[Data about app and page elements]
=====
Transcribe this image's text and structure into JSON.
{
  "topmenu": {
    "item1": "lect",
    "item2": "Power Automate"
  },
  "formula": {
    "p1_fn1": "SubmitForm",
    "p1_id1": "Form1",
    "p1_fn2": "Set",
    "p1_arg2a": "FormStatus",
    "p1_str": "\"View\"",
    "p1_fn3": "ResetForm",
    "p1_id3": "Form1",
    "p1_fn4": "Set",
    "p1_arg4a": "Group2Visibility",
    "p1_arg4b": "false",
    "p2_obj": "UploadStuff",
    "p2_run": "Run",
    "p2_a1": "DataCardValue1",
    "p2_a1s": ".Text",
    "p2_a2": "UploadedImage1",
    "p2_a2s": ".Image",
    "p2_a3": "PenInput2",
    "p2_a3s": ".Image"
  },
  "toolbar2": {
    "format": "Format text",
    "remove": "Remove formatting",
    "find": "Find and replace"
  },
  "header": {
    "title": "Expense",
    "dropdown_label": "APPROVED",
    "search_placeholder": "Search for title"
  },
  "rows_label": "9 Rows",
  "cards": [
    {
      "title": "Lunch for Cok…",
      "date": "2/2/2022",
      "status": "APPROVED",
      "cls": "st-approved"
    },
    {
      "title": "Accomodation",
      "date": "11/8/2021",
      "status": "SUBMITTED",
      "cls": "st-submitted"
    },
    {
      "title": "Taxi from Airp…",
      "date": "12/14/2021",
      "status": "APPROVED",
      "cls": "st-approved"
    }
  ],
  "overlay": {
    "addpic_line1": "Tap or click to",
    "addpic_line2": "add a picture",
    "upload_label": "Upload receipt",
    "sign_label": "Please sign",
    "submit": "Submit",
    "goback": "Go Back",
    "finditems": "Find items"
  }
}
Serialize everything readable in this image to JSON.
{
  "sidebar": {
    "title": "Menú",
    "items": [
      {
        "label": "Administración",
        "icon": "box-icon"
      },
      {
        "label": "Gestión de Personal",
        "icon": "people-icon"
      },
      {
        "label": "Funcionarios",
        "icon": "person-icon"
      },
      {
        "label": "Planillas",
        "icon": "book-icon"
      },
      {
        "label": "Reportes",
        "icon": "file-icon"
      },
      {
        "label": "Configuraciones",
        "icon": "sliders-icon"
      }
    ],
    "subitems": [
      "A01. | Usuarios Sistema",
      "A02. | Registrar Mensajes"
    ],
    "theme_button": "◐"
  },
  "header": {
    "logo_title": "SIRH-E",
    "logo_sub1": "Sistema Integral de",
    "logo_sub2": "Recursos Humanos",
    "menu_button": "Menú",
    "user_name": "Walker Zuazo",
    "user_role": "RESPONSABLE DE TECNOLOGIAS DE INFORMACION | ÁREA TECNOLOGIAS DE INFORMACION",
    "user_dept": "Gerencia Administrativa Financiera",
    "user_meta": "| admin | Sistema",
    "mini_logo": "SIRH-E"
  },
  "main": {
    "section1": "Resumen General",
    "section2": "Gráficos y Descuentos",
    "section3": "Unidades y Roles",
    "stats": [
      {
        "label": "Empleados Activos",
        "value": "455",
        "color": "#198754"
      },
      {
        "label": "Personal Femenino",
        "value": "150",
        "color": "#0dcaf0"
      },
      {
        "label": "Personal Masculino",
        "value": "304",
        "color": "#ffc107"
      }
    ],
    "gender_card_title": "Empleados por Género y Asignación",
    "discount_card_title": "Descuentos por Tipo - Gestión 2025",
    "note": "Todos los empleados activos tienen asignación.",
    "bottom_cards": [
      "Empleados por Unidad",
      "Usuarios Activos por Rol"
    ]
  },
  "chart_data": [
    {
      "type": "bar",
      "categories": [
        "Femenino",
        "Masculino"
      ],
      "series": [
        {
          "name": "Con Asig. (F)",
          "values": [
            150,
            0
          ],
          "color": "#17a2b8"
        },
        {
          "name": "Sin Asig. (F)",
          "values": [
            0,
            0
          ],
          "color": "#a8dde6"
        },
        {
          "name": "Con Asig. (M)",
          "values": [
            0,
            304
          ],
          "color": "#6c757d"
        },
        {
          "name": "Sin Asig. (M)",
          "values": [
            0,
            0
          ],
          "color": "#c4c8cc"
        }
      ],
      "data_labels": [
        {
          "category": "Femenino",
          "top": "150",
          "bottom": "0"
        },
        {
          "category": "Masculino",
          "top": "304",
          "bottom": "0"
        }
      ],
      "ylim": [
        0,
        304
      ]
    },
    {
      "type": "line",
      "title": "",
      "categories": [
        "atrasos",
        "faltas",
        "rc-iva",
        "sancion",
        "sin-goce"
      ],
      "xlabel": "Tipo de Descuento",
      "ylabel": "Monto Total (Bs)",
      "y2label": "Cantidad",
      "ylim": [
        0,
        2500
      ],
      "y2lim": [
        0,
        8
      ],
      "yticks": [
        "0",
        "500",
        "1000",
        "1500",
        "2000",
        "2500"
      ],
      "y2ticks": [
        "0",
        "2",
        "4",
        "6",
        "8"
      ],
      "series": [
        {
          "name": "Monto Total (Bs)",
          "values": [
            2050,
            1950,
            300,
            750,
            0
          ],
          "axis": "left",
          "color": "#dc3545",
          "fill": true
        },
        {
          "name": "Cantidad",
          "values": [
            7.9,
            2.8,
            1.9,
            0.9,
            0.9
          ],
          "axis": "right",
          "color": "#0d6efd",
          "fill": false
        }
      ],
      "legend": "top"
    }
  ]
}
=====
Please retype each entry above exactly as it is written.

#### Answer for this exercise
Transcribe this image's text and structure into JSON.
{
  "topmenu": {
    "item1": "lect",
    "item2": "Power Automate"
  },
  "formula": {
    "p1_fn1": "SubmitForm",
    "p1_id1": "Form1",
    "p1_fn2": "Set",
    "p1_arg2a": "FormStatus",
    "p1_str": "\"View\"",
    "p1_fn3": "ResetForm",
    "p1_id3": "Form1",
    "p1_fn4": "Set",
    "p1_arg4a": "Group2Visibility",
    "p1_arg4b": "false",
    "p2_obj": "UploadStuff",
    "p2_run": "Run",
    "p2_a1": "DataCardValue1",
    "p2_a1s": ".Text",
    "p2_a2": "UploadedImage1",
    "p2_a2s": ".Image",
    "p2_a3": "PenInput2",
    "p2_a3s": ".Image"
  },
  "toolbar2": {
    "format": "Format text",
    "remove": "Remove formatting",
    "find": "Find and replace"
  },
  "header": {
    "title": "Expense",
    "dropdown_label": "APPROVED",
    "search_placeholder": "Search for title"
  },
  "rows_label": "9 Rows",
  "cards": [
    {
      "title": "Lunch for Cok…",
      "date": "2/2/2022",
      "status": "APPROVED",
      "cls": "st-approved"
    },
    {
      "title": "Accomodation",
      "date": "11/8/2021",
      "status": "SUBMITTED",
      "cls": "st-submitted"
    },
    {
      "title": "Taxi from Airp…",
      "date": "12/14/2021",
      "status": "APPROVED",
      "cls": "st-approved"
    }
  ],
  "overlay": {
    "addpic_line1": "Tap or click to",
    "addpic_line2": "add a picture",
    "upload_label": "Upload receipt",
    "sign_label": "Please sign",
    "submit": "Submit",
    "goback": "Go Back",
    "finditems": "Find items"
  }
}
Serialize everything readable in this image to JSON.
{
  "sidebar": {
    "title": "Menú",
    "items": [
      {
        "label": "Administración",
        "icon": "box-icon"
      },
      {
        "label": "Gestión de Personal",
        "icon": "people-icon"
      },
      {
        "label": "Funcionarios",
        "icon": "person-icon"
      },
      {
        "label": "Planillas",
        "icon": "book-icon"
      },
      {
        "label": "Reportes",
        "icon": "file-icon"
      },
      {
        "label": "Configuraciones",
        "icon": "sliders-icon"
      }
    ],
    "subitems": [
      "A01. | Usuarios Sistema",
      "A02. | Registrar Mensajes"
    ],
    "theme_button": "◐"
  },
  "header": {
    "logo_title": "SIRH-E",
    "logo_sub1": "Sistema Integral de",
    "logo_sub2": "Recursos Humanos",
    "menu_button": "Menú",
    "user_name": "Walker Zuazo",
    "user_role": "RESPONSABLE DE TECNOLOGIAS DE INFORMACION | ÁREA TECNOLOGIAS DE INFORMACION",
    "user_dept": "Gerencia Administrativa Financiera",
    "user_meta": "| admin | Sistema",
    "mini_logo": "SIRH-E"
  },
  "main": {
    "section1": "Resumen General",
    "section2": "Gráficos y Descuentos",
    "section3": "Unidades y Roles",
    "stats": [
      {
        "label": "Empleados Activos",
        "value": "455",
        "color": "#198754"
      },
      {
        "label": "Personal Femenino",
        "value": "150",
        "color": "#0dcaf0"
      },
      {
        "label": "Personal Masculino",
        "value": "304",
        "color": "#ffc107"
      }
    ],
    "gender_card_title": "Empleados por Género y Asignación",
    "discount_card_title": "Descuentos por Tipo - Gestión 2025",
    "note": "Todos los empleados activos tienen asignación.",
    "bottom_cards": [
      "Empleados por Unidad",
      "Usuarios Activos por Rol"
    ]
  },
  "chart_data": [
    {
      "type": "bar",
      "categories": [
        "Femenino",
        "Masculino"
      ],
      "series": [
        {
          "name": "Con Asig. (F)",
          "values": [
            150,
            0
          ],
          "color": "#17a2b8"
        },
        {
          "name": "Sin Asig. (F)",
          "values": [
            0,
            0
          ],
          "color": "#a8dde6"
        },
        {
          "name": "Con Asig. (M)",
          "values": [
            0,
            304
          ],
          "color": "#6c757d"
        },
        {
          "name": "Sin Asig. (M)",
          "values": [
            0,
            0
          ],
          "color": "#c4c8cc"
        }
      ],
      "data_labels": [
        {
          "category": "Femenino",
          "top": "150",
          "bottom": "0"
        },
        {
          "category": "Masculino",
          "top": "304",
          "bottom": "0"
        }
      ],
      "ylim": [
        0,
        304
      ]
    },
    {
      "type": "line",
      "title": "",
      "categories": [
        "atrasos",
        "faltas",
        "rc-iva",
        "sancion",
        "sin-goce"
      ],
      "xlabel": "Tipo de Descuento",
      "ylabel": "Monto Total (Bs)",
      "y2label": "Cantidad",
      "ylim": [
        0,
        2500
      ],
      "y2lim": [
        0,
        8
      ],
      "yticks": [
        "0",
        "500",
        "1000",
        "1500",
        "2000",
        "2500"
      ],
      "y2ticks": [
        "0",
        "2",
        "4",
        "6",
        "8"
      ],
      "series": [
        {
          "name": "Monto Total (Bs)",
          "values": [
            2050,
            1950,
            300,
            750,
            0
          ],
          "axis": "left",
          "color": "#dc3545",
          "fill": true
        },
        {
          "name": "Cantidad",
          "values": [
            7.9,
            2.8,
            1.9,
            0.9,
            0.9
          ],
          "axis": "right",
          "color": "#0d6efd",
          "fill": false
        }
      ],
      "legend": "top"
    }
  ]
}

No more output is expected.